- _ACTION ITEM_: All lines in the data that hold the word "Google" need copying.

- _DATA_:
──────────────────────────────
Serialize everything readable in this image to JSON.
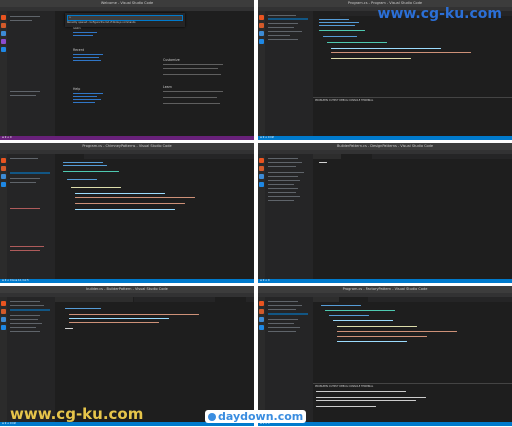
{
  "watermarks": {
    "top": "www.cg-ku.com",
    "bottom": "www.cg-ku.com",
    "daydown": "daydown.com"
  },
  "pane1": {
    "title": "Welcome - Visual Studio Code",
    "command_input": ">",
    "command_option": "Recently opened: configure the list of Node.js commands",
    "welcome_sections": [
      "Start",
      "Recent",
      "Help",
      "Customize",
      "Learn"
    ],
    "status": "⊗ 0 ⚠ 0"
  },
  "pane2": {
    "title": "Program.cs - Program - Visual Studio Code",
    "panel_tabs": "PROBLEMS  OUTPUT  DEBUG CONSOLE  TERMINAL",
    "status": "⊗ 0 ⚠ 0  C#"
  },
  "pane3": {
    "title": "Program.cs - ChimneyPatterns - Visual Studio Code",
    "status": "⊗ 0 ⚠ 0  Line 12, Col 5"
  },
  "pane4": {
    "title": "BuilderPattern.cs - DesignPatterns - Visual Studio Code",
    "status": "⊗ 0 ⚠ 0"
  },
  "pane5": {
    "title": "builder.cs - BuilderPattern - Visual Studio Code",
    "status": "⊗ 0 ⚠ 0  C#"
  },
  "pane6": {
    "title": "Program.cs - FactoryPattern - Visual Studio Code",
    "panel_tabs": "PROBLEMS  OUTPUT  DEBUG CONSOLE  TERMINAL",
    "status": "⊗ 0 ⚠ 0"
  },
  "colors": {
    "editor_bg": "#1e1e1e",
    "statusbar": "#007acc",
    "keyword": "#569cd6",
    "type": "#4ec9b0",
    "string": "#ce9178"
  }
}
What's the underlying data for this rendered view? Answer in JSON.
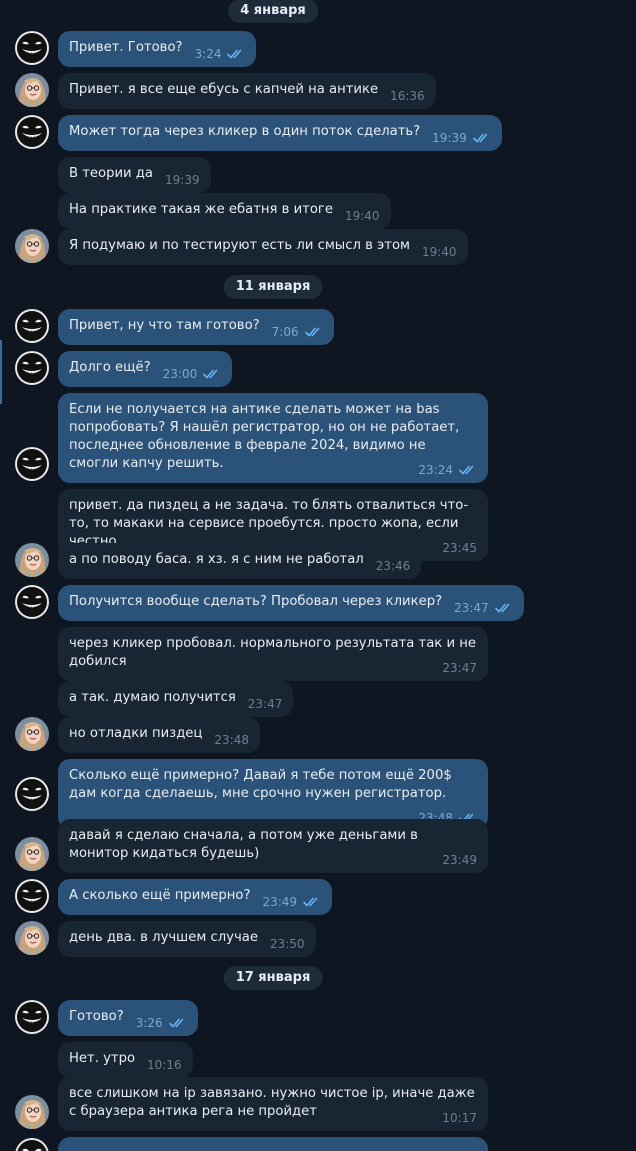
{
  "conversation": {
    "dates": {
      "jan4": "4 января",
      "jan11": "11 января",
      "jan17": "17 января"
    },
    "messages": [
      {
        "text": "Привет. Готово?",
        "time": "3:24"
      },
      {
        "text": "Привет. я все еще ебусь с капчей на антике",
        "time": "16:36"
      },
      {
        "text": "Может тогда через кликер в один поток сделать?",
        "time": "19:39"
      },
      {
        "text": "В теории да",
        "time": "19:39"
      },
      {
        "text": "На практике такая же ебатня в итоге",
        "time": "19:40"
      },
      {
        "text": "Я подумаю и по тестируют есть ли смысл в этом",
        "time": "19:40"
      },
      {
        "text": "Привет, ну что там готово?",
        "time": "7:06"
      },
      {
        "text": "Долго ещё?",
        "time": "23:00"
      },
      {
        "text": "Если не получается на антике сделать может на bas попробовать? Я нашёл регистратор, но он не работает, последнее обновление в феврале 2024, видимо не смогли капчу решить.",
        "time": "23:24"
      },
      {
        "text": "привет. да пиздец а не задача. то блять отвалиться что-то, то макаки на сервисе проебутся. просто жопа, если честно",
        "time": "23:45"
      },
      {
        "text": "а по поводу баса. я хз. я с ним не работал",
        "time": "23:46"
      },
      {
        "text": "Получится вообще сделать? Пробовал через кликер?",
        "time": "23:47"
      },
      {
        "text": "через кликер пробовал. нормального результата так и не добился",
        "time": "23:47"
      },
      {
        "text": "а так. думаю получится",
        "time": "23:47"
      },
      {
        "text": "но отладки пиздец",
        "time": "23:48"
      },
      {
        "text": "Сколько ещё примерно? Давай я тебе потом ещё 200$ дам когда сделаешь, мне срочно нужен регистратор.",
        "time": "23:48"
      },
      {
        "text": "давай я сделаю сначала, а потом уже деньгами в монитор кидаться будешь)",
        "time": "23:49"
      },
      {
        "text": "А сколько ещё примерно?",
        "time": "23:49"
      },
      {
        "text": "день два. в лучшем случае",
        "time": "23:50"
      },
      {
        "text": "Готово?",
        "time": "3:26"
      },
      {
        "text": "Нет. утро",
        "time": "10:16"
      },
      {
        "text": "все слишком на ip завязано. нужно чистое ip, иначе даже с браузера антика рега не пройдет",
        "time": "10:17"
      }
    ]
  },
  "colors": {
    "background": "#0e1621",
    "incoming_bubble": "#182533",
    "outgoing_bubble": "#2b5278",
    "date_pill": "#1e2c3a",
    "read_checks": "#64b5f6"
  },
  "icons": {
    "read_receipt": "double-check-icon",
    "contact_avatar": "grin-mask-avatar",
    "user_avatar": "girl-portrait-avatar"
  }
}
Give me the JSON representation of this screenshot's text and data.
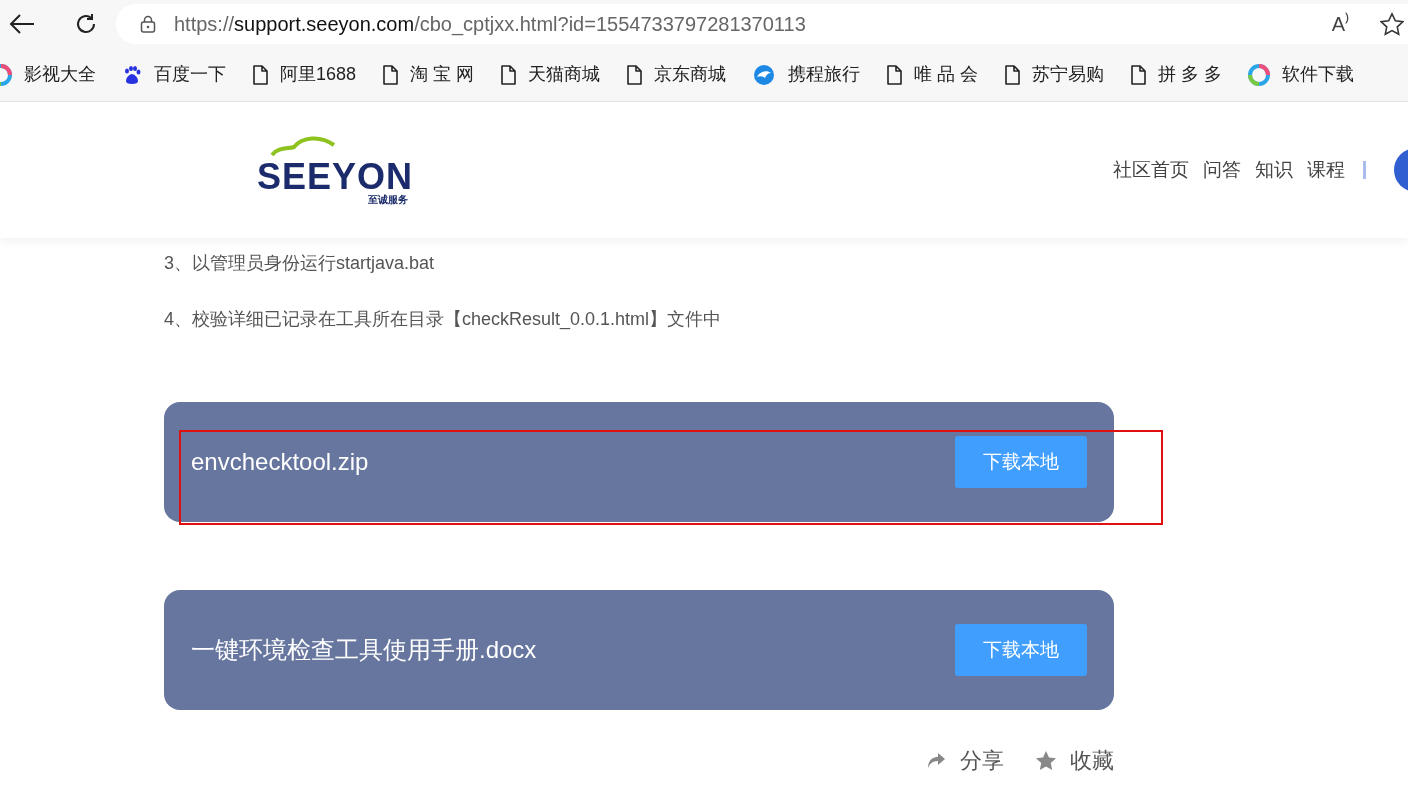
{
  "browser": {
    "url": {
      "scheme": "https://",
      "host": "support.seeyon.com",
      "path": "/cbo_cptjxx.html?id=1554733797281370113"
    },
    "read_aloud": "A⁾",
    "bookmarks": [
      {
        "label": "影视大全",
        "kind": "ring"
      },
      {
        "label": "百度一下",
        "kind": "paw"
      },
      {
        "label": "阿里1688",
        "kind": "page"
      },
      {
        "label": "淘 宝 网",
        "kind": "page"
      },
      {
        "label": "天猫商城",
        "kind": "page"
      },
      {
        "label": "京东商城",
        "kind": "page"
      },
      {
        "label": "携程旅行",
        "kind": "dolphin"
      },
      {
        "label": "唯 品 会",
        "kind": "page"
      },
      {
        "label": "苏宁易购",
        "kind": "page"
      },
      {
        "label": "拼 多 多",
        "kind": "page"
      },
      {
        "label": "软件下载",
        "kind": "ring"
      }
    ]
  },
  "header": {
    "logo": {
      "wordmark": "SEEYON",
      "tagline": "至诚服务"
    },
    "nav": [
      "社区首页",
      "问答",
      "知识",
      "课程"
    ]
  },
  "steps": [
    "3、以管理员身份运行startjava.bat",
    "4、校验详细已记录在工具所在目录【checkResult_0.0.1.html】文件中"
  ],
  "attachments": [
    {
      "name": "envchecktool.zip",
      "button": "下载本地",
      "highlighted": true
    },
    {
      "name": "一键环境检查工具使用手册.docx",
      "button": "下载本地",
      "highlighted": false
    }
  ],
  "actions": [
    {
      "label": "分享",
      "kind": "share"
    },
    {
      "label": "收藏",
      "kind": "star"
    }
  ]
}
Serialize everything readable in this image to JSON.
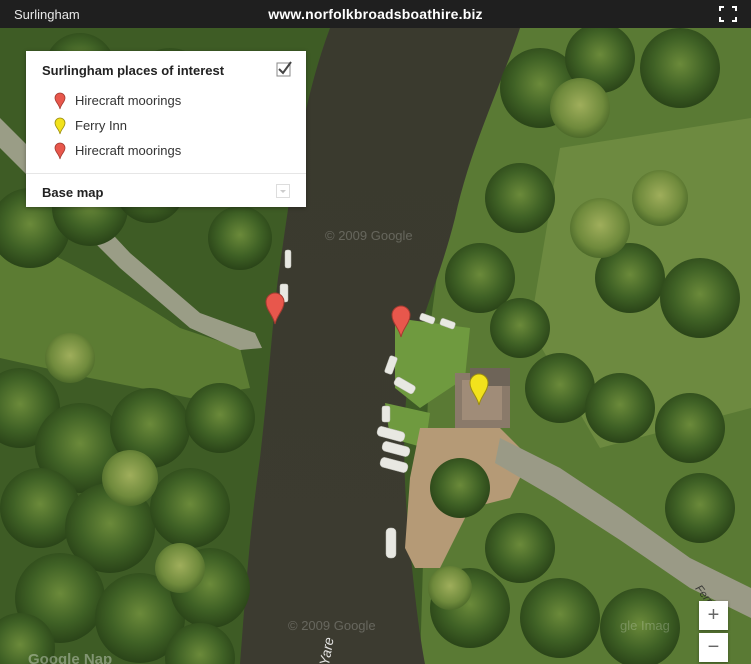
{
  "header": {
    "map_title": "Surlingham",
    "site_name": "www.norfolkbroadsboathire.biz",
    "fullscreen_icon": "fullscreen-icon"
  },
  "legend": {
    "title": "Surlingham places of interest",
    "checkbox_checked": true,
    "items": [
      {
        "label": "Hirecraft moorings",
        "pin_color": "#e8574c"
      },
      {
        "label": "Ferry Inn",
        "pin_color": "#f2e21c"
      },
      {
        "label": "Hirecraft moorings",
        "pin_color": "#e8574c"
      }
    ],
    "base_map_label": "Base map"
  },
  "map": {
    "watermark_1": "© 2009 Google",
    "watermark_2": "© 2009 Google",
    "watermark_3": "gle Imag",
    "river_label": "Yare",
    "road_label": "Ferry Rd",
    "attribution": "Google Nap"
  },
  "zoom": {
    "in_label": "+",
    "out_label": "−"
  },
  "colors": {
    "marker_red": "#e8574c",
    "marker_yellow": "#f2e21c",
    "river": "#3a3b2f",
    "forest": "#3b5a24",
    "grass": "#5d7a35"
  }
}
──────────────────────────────
- _RESULT_:
    "watermark_1": "© 2009 Google",
    "watermark_2": "© 2009 Google",
    "attribution": "Google Nap"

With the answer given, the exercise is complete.